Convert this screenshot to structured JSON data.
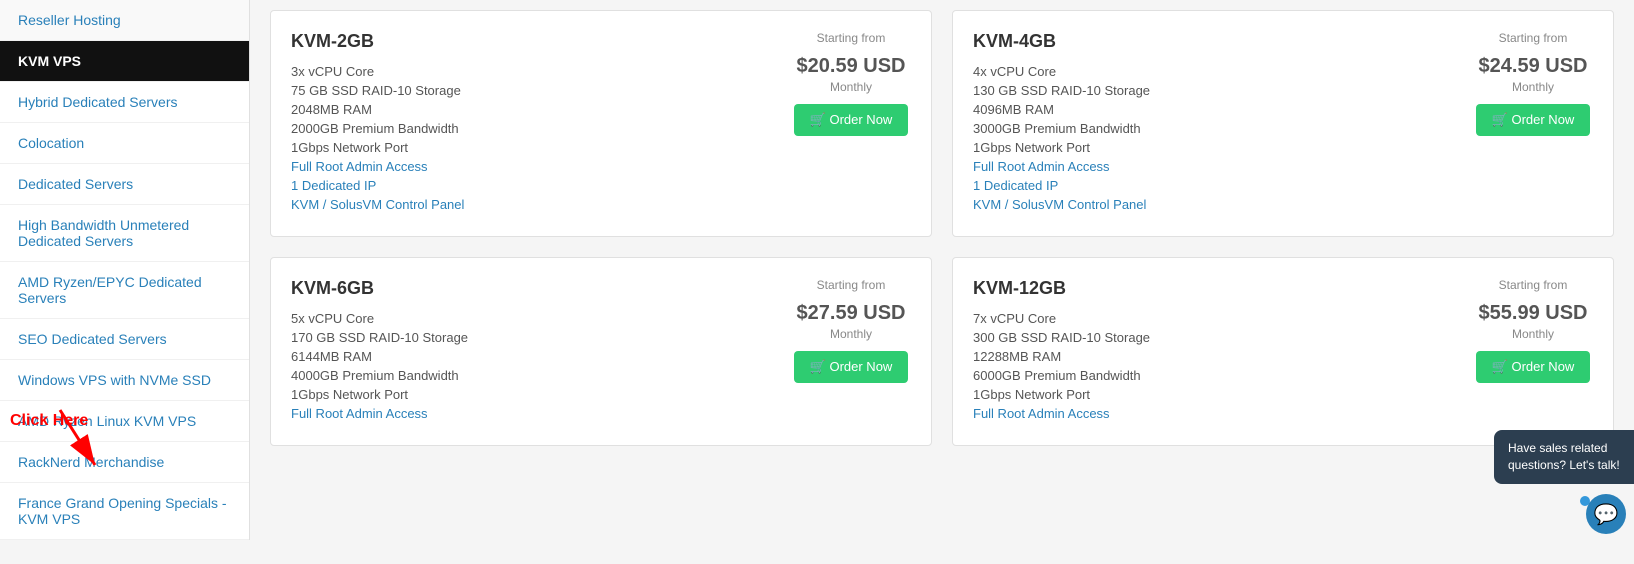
{
  "sidebar": {
    "items": [
      {
        "label": "Reseller Hosting",
        "active": false,
        "id": "reseller-hosting"
      },
      {
        "label": "KVM VPS",
        "active": true,
        "id": "kvm-vps"
      },
      {
        "label": "Hybrid Dedicated Servers",
        "active": false,
        "id": "hybrid-dedicated-servers"
      },
      {
        "label": "Colocation",
        "active": false,
        "id": "colocation"
      },
      {
        "label": "Dedicated Servers",
        "active": false,
        "id": "dedicated-servers"
      },
      {
        "label": "High Bandwidth Unmetered Dedicated Servers",
        "active": false,
        "id": "high-bandwidth-unmetered"
      },
      {
        "label": "AMD Ryzen/EPYC Dedicated Servers",
        "active": false,
        "id": "amd-ryzen-epyc"
      },
      {
        "label": "SEO Dedicated Servers",
        "active": false,
        "id": "seo-dedicated-servers"
      },
      {
        "label": "Windows VPS with NVMe SSD",
        "active": false,
        "id": "windows-vps-nvme"
      },
      {
        "label": "AMD Ryzen Linux KVM VPS",
        "active": false,
        "id": "amd-ryzen-linux-kvm"
      },
      {
        "label": "RackNerd Merchandise",
        "active": false,
        "id": "racknerd-merchandise"
      },
      {
        "label": "France Grand Opening Specials - KVM VPS",
        "active": false,
        "id": "france-grand-opening"
      }
    ],
    "click_annotation": "Click Here"
  },
  "products": [
    {
      "id": "kvm-2gb",
      "name": "KVM-2GB",
      "specs": [
        {
          "text": "3x vCPU Core",
          "highlight": false
        },
        {
          "text": "75 GB SSD RAID-10 Storage",
          "highlight": false
        },
        {
          "text": "2048MB RAM",
          "highlight": false
        },
        {
          "text": "2000GB Premium Bandwidth",
          "highlight": false
        },
        {
          "text": "1Gbps Network Port",
          "highlight": false
        },
        {
          "text": "Full Root Admin Access",
          "highlight": true
        },
        {
          "text": "1 Dedicated IP",
          "highlight": true
        },
        {
          "text": "KVM / SolusVM Control Panel",
          "highlight": true
        }
      ],
      "starting_from": "Starting from",
      "price": "$20.59 USD",
      "monthly": "Monthly",
      "order_label": "Order Now"
    },
    {
      "id": "kvm-4gb",
      "name": "KVM-4GB",
      "specs": [
        {
          "text": "4x vCPU Core",
          "highlight": false
        },
        {
          "text": "130 GB SSD RAID-10 Storage",
          "highlight": false
        },
        {
          "text": "4096MB RAM",
          "highlight": false
        },
        {
          "text": "3000GB Premium Bandwidth",
          "highlight": false
        },
        {
          "text": "1Gbps Network Port",
          "highlight": false
        },
        {
          "text": "Full Root Admin Access",
          "highlight": true
        },
        {
          "text": "1 Dedicated IP",
          "highlight": true
        },
        {
          "text": "KVM / SolusVM Control Panel",
          "highlight": true
        }
      ],
      "starting_from": "Starting from",
      "price": "$24.59 USD",
      "monthly": "Monthly",
      "order_label": "Order Now"
    },
    {
      "id": "kvm-6gb",
      "name": "KVM-6GB",
      "specs": [
        {
          "text": "5x vCPU Core",
          "highlight": false
        },
        {
          "text": "170 GB SSD RAID-10 Storage",
          "highlight": false
        },
        {
          "text": "6144MB RAM",
          "highlight": false
        },
        {
          "text": "4000GB Premium Bandwidth",
          "highlight": false
        },
        {
          "text": "1Gbps Network Port",
          "highlight": false
        },
        {
          "text": "Full Root Admin Access",
          "highlight": true
        }
      ],
      "starting_from": "Starting from",
      "price": "$27.59 USD",
      "monthly": "Monthly",
      "order_label": "Order Now"
    },
    {
      "id": "kvm-12gb",
      "name": "KVM-12GB",
      "specs": [
        {
          "text": "7x vCPU Core",
          "highlight": false
        },
        {
          "text": "300 GB SSD RAID-10 Storage",
          "highlight": false
        },
        {
          "text": "12288MB RAM",
          "highlight": false
        },
        {
          "text": "6000GB Premium Bandwidth",
          "highlight": false
        },
        {
          "text": "1Gbps Network Port",
          "highlight": false
        },
        {
          "text": "Full Root Admin Access",
          "highlight": true
        }
      ],
      "starting_from": "Starting from",
      "price": "$55.99 USD",
      "monthly": "Monthly",
      "order_label": "Order Now"
    }
  ],
  "chat": {
    "bubble_text": "Have sales related questions? Let's talk!",
    "icon": "💬"
  }
}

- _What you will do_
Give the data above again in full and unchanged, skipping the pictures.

- _Solved exercise_
Convert this screenshot to structured JSON data.
{
  "sidebar": {
    "items": [
      {
        "label": "Reseller Hosting",
        "active": false,
        "id": "reseller-hosting"
      },
      {
        "label": "KVM VPS",
        "active": true,
        "id": "kvm-vps"
      },
      {
        "label": "Hybrid Dedicated Servers",
        "active": false,
        "id": "hybrid-dedicated-servers"
      },
      {
        "label": "Colocation",
        "active": false,
        "id": "colocation"
      },
      {
        "label": "Dedicated Servers",
        "active": false,
        "id": "dedicated-servers"
      },
      {
        "label": "High Bandwidth Unmetered Dedicated Servers",
        "active": false,
        "id": "high-bandwidth-unmetered"
      },
      {
        "label": "AMD Ryzen/EPYC Dedicated Servers",
        "active": false,
        "id": "amd-ryzen-epyc"
      },
      {
        "label": "SEO Dedicated Servers",
        "active": false,
        "id": "seo-dedicated-servers"
      },
      {
        "label": "Windows VPS with NVMe SSD",
        "active": false,
        "id": "windows-vps-nvme"
      },
      {
        "label": "AMD Ryzen Linux KVM VPS",
        "active": false,
        "id": "amd-ryzen-linux-kvm"
      },
      {
        "label": "RackNerd Merchandise",
        "active": false,
        "id": "racknerd-merchandise"
      },
      {
        "label": "France Grand Opening Specials - KVM VPS",
        "active": false,
        "id": "france-grand-opening"
      }
    ],
    "click_annotation": "Click Here"
  },
  "products": [
    {
      "id": "kvm-2gb",
      "name": "KVM-2GB",
      "specs": [
        {
          "text": "3x vCPU Core",
          "highlight": false
        },
        {
          "text": "75 GB SSD RAID-10 Storage",
          "highlight": false
        },
        {
          "text": "2048MB RAM",
          "highlight": false
        },
        {
          "text": "2000GB Premium Bandwidth",
          "highlight": false
        },
        {
          "text": "1Gbps Network Port",
          "highlight": false
        },
        {
          "text": "Full Root Admin Access",
          "highlight": true
        },
        {
          "text": "1 Dedicated IP",
          "highlight": true
        },
        {
          "text": "KVM / SolusVM Control Panel",
          "highlight": true
        }
      ],
      "starting_from": "Starting from",
      "price": "$20.59 USD",
      "monthly": "Monthly",
      "order_label": "Order Now"
    },
    {
      "id": "kvm-4gb",
      "name": "KVM-4GB",
      "specs": [
        {
          "text": "4x vCPU Core",
          "highlight": false
        },
        {
          "text": "130 GB SSD RAID-10 Storage",
          "highlight": false
        },
        {
          "text": "4096MB RAM",
          "highlight": false
        },
        {
          "text": "3000GB Premium Bandwidth",
          "highlight": false
        },
        {
          "text": "1Gbps Network Port",
          "highlight": false
        },
        {
          "text": "Full Root Admin Access",
          "highlight": true
        },
        {
          "text": "1 Dedicated IP",
          "highlight": true
        },
        {
          "text": "KVM / SolusVM Control Panel",
          "highlight": true
        }
      ],
      "starting_from": "Starting from",
      "price": "$24.59 USD",
      "monthly": "Monthly",
      "order_label": "Order Now"
    },
    {
      "id": "kvm-6gb",
      "name": "KVM-6GB",
      "specs": [
        {
          "text": "5x vCPU Core",
          "highlight": false
        },
        {
          "text": "170 GB SSD RAID-10 Storage",
          "highlight": false
        },
        {
          "text": "6144MB RAM",
          "highlight": false
        },
        {
          "text": "4000GB Premium Bandwidth",
          "highlight": false
        },
        {
          "text": "1Gbps Network Port",
          "highlight": false
        },
        {
          "text": "Full Root Admin Access",
          "highlight": true
        }
      ],
      "starting_from": "Starting from",
      "price": "$27.59 USD",
      "monthly": "Monthly",
      "order_label": "Order Now"
    },
    {
      "id": "kvm-12gb",
      "name": "KVM-12GB",
      "specs": [
        {
          "text": "7x vCPU Core",
          "highlight": false
        },
        {
          "text": "300 GB SSD RAID-10 Storage",
          "highlight": false
        },
        {
          "text": "12288MB RAM",
          "highlight": false
        },
        {
          "text": "6000GB Premium Bandwidth",
          "highlight": false
        },
        {
          "text": "1Gbps Network Port",
          "highlight": false
        },
        {
          "text": "Full Root Admin Access",
          "highlight": true
        }
      ],
      "starting_from": "Starting from",
      "price": "$55.99 USD",
      "monthly": "Monthly",
      "order_label": "Order Now"
    }
  ],
  "chat": {
    "bubble_text": "Have sales related questions? Let's talk!",
    "icon": "💬"
  }
}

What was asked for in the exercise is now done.